(TASK BRIEF) The full set of entries must be copied exactly.

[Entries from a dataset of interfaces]
>>>>

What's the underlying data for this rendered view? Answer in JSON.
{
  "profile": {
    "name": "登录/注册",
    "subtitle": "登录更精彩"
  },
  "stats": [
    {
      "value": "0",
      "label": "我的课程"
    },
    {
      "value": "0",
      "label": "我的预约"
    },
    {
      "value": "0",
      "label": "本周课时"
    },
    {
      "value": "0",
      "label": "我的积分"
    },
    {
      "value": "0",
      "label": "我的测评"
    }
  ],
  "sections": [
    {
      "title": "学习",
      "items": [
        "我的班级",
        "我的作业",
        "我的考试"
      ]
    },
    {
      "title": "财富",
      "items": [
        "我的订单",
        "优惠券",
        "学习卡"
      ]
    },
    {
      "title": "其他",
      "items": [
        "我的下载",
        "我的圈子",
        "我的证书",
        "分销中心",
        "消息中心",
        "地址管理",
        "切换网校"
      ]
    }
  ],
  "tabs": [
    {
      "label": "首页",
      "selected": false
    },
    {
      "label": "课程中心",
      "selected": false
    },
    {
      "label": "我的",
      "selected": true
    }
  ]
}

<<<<

(SOLUTION TO THIS PROBLEM)
What's the underlying data for this rendered view? Answer in JSON.
{
  "profile": {
    "name": "登录/注册",
    "subtitle": "登录更精彩"
  },
  "stats": [
    {
      "value": "0",
      "label": "我的课程"
    },
    {
      "value": "0",
      "label": "我的预约"
    },
    {
      "value": "0",
      "label": "本周课时"
    },
    {
      "value": "0",
      "label": "我的积分"
    },
    {
      "value": "0",
      "label": "我的测评"
    }
  ],
  "sections": [
    {
      "title": "学习",
      "items": [
        "我的班级",
        "我的作业",
        "我的考试"
      ]
    },
    {
      "title": "财富",
      "items": [
        "我的订单",
        "优惠券",
        "学习卡"
      ]
    },
    {
      "title": "其他",
      "items": [
        "我的下载",
        "我的圈子",
        "我的证书",
        "分销中心",
        "消息中心",
        "地址管理",
        "切换网校"
      ]
    }
  ],
  "tabs": [
    {
      "label": "首页",
      "selected": false
    },
    {
      "label": "课程中心",
      "selected": false
    },
    {
      "label": "我的",
      "selected": true
    }
  ]
}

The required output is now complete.